From the traditional rugs ( Indian carpet ) made by tribal shepherds to the rugs made by power looms of carpet factories, rugs have travelled a long journey. Over the centuries, there have been new techniques to weave beautiful rugs. Rug making is time consuming and involves a number of stages. Let’s take on this fascinating journey of how carpets are produced to become such exquisite samples of dexterity, luxury and adornment.
The Weaving process
- From wool to yarn – Before the actual carpet weaving process takes place in the carpet factory, there is lot that goes in making the yarn. Raw wool has to be converted to yarn through machines where the wool is converted into individual strands which are further spun into yarn. Yarn further undergoes a spinning process through various other machines that make it strong enough. This follows by cleaning the yarn with detergent and later rinsing many times with clean water and finally the yarn is sun dried for a couple of days. After drying the yarn is rolled into balls that facilitate weaving and knotting. This is how raw wool is turned into refined yarn that can be used in weaving Indian carpets.
- Dyeing of the yarn – Giving appropriate color to the yarn is one of the most important and visually appealing property of the carpets. Dyes are produced with great caution to derive exact shades as required for the carpet design. Yarns are dipped in dyes which are heated to the boiling temperatures for certain definite amount of time. After the dyeing takes place, the dyed yarns are placed under mild sun for drying. Mostly yarns are pre-dyed before tufting of the carpets, only few times the yarns are post-dyed through the technique of printing, continuous dyeing or beck dyeing.
Carpet Weaving techniques through dyed yarn – weaving of the dyed yarn into indian carpet takes place in many ways
- Handloom – loom knotted
- Flat weave – hand woven
- Power Loomed
The Finishing Process
Once the yarn is woven into a rug, there are few steps in the final processing of the rugs.
- Trimming, washing and drying of the rug – soon after the weaving, the rug is taken off from the loom for its trimming. The surface of the rug is smoothen out by removing extra hanging fibers. Pointed sharp scissors are used for this levelling. This trimming brings out the clarity in the design of the rug. After trimming, the rug is washed with detergent and later with only with clean water to get rid of all the dirt and left over detergent. A wood plank with a sharp edge is used to force water through rug for better cleansing. Later the rug is left under sunlight for drying for about four-five days.
- Rug shaving, and levelling is again done after rug has completely dried. This enhances the design, colors and levels the rug along its length and breath. This happens o be the most delicate part of the ccarpet finishing process.
- Stretching of this rug – After the levelling, the rug is stretched from all the sides with help of a metal frame for a day or two to assure the exact size and shape of the rug.
- Protective measurements – The appearance of the carpet is locked and preserved with the use of flurochemicals that protects from discoloration and soiling. These chemicals do not tamper the color or shine of the Indian carpets.
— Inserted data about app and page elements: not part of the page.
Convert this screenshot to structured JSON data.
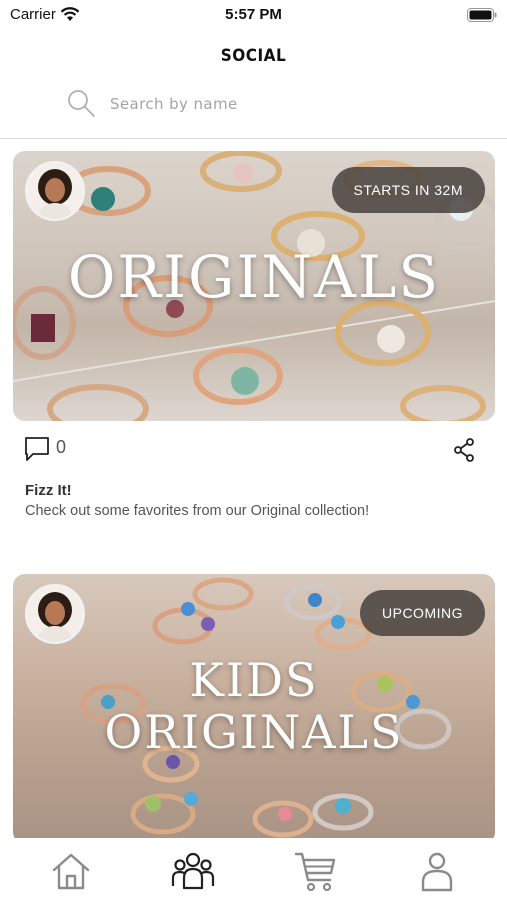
{
  "status_bar": {
    "carrier": "Carrier",
    "time": "5:57 PM"
  },
  "header": {
    "title": "SOCIAL"
  },
  "search": {
    "placeholder": "Search by name"
  },
  "posts": [
    {
      "collection_title": "ORIGINALS",
      "status": "STARTS IN 32M",
      "comment_count": "0",
      "author": "Fizz It!",
      "caption": "Check out some favorites from our Original collection!"
    },
    {
      "collection_title_line1": "KIDS",
      "collection_title_line2": "ORIGINALS",
      "status": "UPCOMING"
    }
  ],
  "tab_bar": {
    "items": [
      {
        "icon": "home-icon",
        "active": false
      },
      {
        "icon": "people-icon",
        "active": true
      },
      {
        "icon": "cart-icon",
        "active": false
      },
      {
        "icon": "profile-icon",
        "active": false
      }
    ]
  },
  "colors": {
    "icon_inactive": "#8a8a8a",
    "icon_active": "#222222",
    "pill_bg": "#423c38"
  }
}
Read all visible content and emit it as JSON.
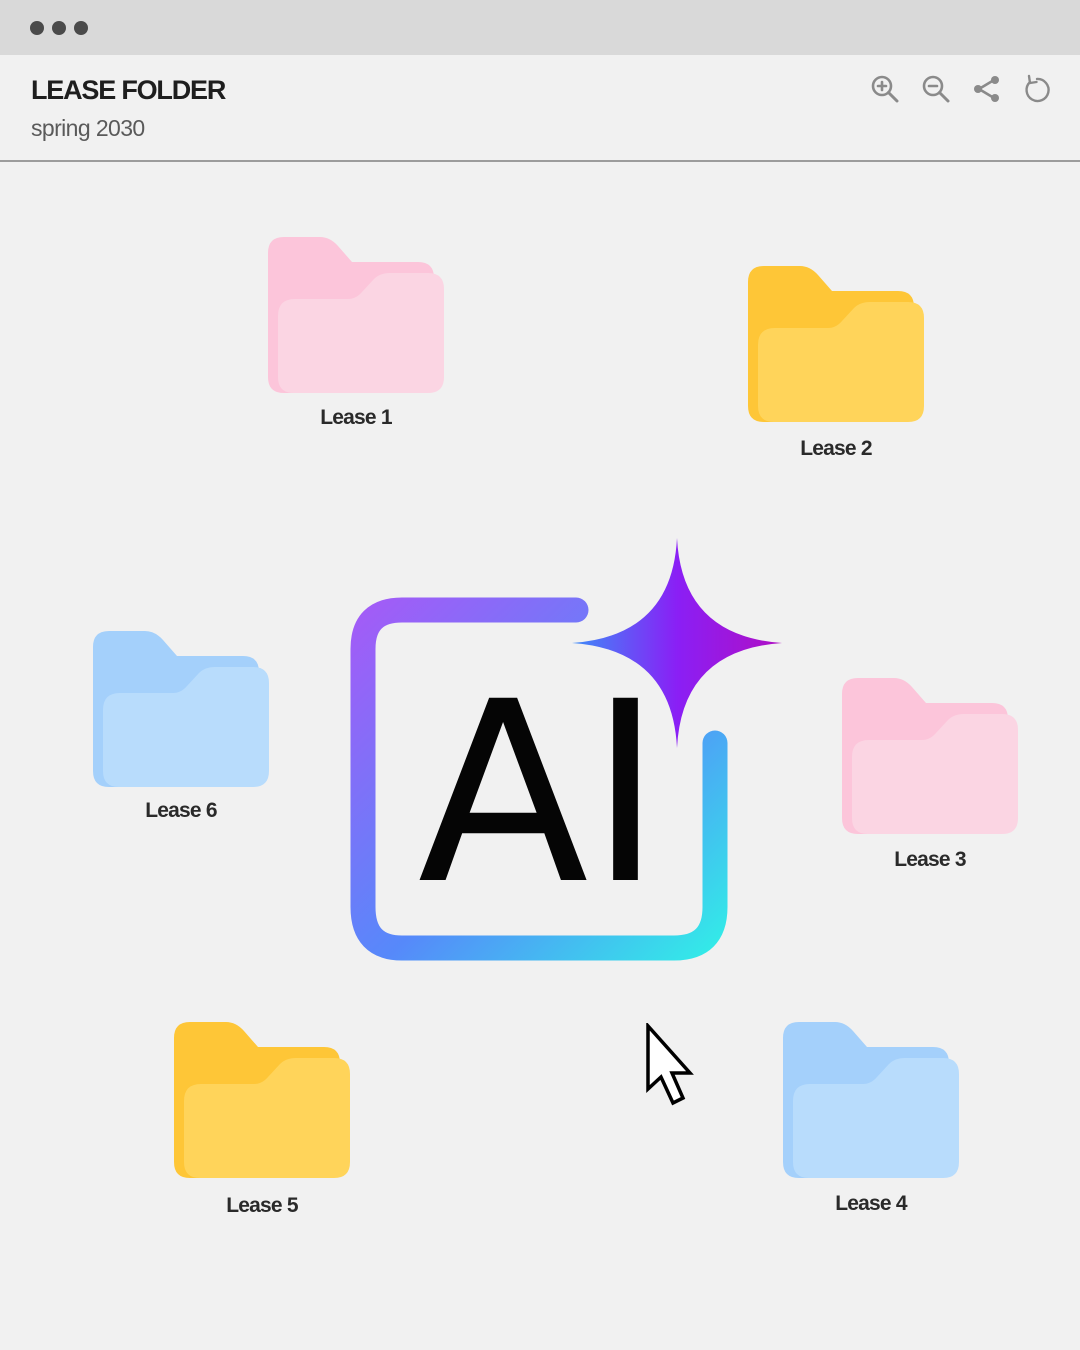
{
  "window": {
    "controls": [
      "dot",
      "dot",
      "dot"
    ]
  },
  "header": {
    "title": "LEASE FOLDER",
    "subtitle": "spring 2030",
    "tools": [
      "zoom-in-icon",
      "zoom-out-icon",
      "share-icon",
      "refresh-icon"
    ]
  },
  "colors": {
    "pink": "#fbd5e3",
    "pink_tab": "#fcc5da",
    "yellow": "#ffd45a",
    "yellow_tab": "#fec637",
    "blue": "#b8dcfc",
    "blue_tab": "#a4d0fb",
    "gradient_start": "#a25cf7",
    "gradient_mid": "#5689fa",
    "gradient_end": "#33eae8"
  },
  "folders": [
    {
      "label": "Lease 1",
      "color": "pink"
    },
    {
      "label": "Lease 2",
      "color": "yellow"
    },
    {
      "label": "Lease 3",
      "color": "pink"
    },
    {
      "label": "Lease 4",
      "color": "blue"
    },
    {
      "label": "Lease 5",
      "color": "yellow"
    },
    {
      "label": "Lease 6",
      "color": "blue"
    }
  ],
  "center_logo": {
    "text": "AI",
    "icon": "sparkle-icon"
  },
  "pointer": {
    "icon": "mouse-cursor-icon"
  }
}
- Backing systems – A cushion may be attached to the rug (to which yarn is interweaved through tufting needles) to provide more stability to the structure. In some cases a bonding adhesive is applied to secure the rug for a longer time. Synthetic latex or vinyl is used to laminate the physical properties of the rug .There are also moisture locking backing systems that prevent moisture from seeping under the rug, in such cases a hard back is attached to the rug. All these backing systems maintains the durability and look of the rug for longer period of time and the care your carpet deserves.